Sin alpha has been found in numerous studies:
And more evidence of sin alpha from this paper. The SININDEX consists of alcohol, defense, gambling, and tobacco industry stocks, value-weighted:
And the horse race chart:
- Buy and hold sin stocks
- Socially responsible investors often represent endowments and charities. The goal of any good charity should be to maximize the benefits they can create for their stated cause. For example, if my charity is set up to cure cancer, I want to invest as much as possible in cancer-curing efforts–more investments require more money.
- By investing in a ‘socially responsible way’, charities are often hurting their charity efforts because they are generating less return that can go towards their stated cause. Why do charities and their investment advisers shoot themselves in the foot? I understand that perception matters, but what about mission accomplishment? Shouldn’t that matter the most? I’d rather cure cancer than come up short due to lack of funding because I was trying “look pretty” along the way.
- Apparently, charities and their advisers don’t understand how markets work. By withholding capital from publicly traded sin stocks, charities are not affecting anything with respect to the operations of the sin companies–they are simply providing a wealth transfer from their pocketbooks to the cold-blooded capitalist on the other side of the trade.

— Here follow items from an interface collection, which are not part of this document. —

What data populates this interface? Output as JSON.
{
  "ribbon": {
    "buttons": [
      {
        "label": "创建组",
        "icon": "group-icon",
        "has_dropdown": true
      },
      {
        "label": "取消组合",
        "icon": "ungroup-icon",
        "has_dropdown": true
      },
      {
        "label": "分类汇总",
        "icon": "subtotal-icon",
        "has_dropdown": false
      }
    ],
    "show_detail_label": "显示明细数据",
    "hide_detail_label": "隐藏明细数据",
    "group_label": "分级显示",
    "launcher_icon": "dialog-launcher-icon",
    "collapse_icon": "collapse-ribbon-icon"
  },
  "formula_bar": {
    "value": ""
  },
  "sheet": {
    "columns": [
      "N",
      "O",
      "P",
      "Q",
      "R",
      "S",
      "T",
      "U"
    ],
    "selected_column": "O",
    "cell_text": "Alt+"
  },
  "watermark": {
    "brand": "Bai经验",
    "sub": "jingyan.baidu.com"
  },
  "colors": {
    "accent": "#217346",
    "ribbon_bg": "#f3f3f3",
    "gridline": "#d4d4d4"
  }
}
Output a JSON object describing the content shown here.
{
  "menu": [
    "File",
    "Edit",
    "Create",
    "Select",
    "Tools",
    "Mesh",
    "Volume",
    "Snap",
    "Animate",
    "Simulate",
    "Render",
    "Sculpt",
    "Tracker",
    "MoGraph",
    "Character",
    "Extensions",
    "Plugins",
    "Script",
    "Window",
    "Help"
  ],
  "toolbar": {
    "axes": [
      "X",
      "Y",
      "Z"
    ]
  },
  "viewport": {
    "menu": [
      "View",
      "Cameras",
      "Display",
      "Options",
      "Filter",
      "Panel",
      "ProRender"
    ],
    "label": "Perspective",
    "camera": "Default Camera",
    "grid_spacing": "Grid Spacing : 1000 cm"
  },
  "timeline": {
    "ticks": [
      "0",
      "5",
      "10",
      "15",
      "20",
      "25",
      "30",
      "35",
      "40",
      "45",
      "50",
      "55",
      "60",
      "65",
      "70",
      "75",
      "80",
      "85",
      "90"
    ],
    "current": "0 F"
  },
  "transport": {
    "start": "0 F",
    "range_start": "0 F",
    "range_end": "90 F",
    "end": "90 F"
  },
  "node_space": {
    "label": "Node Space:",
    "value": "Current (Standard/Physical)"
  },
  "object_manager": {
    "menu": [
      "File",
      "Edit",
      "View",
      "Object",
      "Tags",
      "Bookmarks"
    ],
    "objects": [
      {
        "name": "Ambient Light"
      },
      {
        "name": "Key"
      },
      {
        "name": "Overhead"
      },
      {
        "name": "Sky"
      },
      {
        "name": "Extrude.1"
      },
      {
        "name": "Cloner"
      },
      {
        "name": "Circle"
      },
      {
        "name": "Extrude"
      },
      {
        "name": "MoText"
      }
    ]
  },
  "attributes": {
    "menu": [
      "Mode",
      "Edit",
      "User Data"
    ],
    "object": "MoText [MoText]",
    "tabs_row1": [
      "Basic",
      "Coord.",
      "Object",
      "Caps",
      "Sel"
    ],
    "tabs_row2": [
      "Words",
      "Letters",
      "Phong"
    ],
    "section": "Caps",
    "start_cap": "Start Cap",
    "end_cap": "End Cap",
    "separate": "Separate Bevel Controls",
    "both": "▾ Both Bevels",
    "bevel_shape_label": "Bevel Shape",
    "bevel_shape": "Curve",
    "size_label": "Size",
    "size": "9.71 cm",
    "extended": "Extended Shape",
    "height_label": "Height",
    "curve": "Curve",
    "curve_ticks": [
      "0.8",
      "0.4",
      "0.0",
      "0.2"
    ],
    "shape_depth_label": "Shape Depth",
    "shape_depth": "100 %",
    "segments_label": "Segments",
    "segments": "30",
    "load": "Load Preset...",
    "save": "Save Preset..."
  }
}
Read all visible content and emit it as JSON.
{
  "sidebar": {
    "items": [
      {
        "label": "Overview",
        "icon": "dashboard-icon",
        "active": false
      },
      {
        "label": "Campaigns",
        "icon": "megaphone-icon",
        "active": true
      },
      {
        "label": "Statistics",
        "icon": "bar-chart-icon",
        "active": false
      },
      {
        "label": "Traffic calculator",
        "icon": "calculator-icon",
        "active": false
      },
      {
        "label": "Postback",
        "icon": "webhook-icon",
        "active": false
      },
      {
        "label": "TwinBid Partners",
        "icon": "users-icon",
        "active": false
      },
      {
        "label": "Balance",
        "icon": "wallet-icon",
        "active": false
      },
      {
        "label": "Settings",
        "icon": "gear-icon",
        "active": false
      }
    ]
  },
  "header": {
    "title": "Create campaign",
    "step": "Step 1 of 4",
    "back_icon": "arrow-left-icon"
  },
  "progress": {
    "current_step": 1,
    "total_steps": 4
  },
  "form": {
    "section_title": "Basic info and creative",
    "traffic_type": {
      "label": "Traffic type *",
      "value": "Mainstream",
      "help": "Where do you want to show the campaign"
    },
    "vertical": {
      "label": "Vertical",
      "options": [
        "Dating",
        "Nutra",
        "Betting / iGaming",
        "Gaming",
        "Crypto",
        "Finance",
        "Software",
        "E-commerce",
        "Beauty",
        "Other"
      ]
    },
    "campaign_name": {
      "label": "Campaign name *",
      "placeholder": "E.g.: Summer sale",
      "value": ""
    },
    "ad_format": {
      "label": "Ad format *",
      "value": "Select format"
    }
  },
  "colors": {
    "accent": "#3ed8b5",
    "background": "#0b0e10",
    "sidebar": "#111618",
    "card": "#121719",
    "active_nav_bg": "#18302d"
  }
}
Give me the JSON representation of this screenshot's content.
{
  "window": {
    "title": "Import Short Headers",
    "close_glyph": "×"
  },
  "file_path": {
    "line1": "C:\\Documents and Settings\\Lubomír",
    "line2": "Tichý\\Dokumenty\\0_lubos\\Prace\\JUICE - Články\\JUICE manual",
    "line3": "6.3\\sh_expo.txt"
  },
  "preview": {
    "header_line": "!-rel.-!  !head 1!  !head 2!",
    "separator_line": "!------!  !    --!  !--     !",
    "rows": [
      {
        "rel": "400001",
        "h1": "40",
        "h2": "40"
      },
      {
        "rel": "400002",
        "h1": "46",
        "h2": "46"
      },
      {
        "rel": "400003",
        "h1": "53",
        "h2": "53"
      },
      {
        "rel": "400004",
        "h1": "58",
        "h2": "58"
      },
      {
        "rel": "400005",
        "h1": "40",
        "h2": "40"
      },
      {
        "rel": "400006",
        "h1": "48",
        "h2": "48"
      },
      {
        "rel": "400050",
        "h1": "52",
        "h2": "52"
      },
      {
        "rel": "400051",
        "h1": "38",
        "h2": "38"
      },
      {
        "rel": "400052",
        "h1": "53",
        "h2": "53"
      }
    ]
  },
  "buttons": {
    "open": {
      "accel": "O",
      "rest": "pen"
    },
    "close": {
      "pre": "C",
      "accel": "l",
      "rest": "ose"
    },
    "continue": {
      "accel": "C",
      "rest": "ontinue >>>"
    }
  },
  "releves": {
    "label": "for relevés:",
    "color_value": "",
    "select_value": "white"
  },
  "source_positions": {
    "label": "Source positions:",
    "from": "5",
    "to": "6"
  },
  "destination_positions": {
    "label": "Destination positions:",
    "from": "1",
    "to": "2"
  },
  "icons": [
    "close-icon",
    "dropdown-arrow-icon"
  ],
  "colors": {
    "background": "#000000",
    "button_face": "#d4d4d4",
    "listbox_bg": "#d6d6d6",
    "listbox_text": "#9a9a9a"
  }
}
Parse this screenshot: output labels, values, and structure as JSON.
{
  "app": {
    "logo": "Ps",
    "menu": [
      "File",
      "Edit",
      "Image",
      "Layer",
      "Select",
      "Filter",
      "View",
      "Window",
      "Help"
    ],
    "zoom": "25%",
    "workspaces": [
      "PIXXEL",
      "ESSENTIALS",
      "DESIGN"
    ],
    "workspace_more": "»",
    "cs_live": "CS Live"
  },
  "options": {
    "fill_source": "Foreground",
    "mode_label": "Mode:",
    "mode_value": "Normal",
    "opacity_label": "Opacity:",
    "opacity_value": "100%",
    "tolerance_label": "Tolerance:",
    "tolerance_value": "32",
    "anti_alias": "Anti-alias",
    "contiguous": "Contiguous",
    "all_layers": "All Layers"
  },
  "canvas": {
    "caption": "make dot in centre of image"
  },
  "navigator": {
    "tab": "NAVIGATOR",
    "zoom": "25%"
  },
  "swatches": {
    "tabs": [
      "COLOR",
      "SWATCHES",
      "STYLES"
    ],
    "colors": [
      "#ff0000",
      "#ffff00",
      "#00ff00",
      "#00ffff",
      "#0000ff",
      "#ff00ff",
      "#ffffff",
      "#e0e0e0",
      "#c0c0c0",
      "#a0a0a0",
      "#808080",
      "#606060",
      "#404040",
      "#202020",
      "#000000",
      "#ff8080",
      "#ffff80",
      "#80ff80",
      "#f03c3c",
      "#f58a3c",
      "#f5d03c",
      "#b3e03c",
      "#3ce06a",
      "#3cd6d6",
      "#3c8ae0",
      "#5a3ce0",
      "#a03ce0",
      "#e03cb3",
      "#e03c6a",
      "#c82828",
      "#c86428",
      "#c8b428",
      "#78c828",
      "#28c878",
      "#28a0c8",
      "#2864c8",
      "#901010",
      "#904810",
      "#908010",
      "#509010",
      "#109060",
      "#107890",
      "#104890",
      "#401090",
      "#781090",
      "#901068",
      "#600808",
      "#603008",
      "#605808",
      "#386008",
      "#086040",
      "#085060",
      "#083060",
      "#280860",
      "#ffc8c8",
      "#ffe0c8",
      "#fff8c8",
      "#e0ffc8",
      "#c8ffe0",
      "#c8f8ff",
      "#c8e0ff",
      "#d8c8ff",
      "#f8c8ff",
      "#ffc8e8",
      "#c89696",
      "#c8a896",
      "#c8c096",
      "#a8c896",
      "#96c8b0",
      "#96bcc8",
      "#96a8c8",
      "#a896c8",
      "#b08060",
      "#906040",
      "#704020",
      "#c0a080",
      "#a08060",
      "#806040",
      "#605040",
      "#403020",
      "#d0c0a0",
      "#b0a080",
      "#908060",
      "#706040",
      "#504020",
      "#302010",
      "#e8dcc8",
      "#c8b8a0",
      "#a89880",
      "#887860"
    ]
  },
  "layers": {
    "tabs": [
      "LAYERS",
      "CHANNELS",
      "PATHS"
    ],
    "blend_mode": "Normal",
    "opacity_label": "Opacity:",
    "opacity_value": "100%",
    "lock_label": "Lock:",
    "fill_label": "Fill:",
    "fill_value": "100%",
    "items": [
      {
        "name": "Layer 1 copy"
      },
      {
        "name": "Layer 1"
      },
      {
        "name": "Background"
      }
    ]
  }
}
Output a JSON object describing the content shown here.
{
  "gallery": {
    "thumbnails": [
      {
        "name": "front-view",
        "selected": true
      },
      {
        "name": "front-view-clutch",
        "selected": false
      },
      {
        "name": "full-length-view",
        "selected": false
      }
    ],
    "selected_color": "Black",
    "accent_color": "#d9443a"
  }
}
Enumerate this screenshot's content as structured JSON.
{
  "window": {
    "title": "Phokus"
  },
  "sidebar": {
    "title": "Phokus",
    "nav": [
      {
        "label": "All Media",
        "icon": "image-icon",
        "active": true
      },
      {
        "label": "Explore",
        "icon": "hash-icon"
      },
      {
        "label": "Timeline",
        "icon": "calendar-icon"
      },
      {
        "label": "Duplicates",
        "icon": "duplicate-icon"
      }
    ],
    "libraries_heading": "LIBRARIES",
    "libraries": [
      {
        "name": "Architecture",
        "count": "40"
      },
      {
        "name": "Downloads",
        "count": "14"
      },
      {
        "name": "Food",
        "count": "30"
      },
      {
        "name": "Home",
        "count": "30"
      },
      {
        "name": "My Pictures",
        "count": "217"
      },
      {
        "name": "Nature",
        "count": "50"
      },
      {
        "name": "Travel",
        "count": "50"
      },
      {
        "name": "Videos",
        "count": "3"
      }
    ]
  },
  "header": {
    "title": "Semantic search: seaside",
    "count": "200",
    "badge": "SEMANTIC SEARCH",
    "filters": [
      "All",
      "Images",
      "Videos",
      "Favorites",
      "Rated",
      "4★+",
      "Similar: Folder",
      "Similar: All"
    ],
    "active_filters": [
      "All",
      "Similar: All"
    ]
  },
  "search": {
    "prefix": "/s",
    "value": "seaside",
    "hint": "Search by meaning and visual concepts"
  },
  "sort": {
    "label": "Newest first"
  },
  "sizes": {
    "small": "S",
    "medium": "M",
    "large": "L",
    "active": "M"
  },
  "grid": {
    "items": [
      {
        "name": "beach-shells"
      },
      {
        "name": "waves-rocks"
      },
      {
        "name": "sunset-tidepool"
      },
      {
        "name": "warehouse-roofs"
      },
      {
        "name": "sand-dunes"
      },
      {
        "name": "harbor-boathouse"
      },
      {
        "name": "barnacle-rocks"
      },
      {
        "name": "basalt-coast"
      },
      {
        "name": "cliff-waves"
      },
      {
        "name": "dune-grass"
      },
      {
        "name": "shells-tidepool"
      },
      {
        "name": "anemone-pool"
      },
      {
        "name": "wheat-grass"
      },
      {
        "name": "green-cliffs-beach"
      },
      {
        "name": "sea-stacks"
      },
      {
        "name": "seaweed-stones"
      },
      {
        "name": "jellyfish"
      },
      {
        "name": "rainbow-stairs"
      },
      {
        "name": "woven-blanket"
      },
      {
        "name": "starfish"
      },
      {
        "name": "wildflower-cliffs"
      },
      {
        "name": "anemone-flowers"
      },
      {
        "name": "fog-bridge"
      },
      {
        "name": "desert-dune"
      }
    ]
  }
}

- The mission of any charity should be to maximize the benefits they can provide for their beneficiaries. One fairly reliable way to maximize benefits is to maximize endowment size. Call me old fashioned, but money still talks.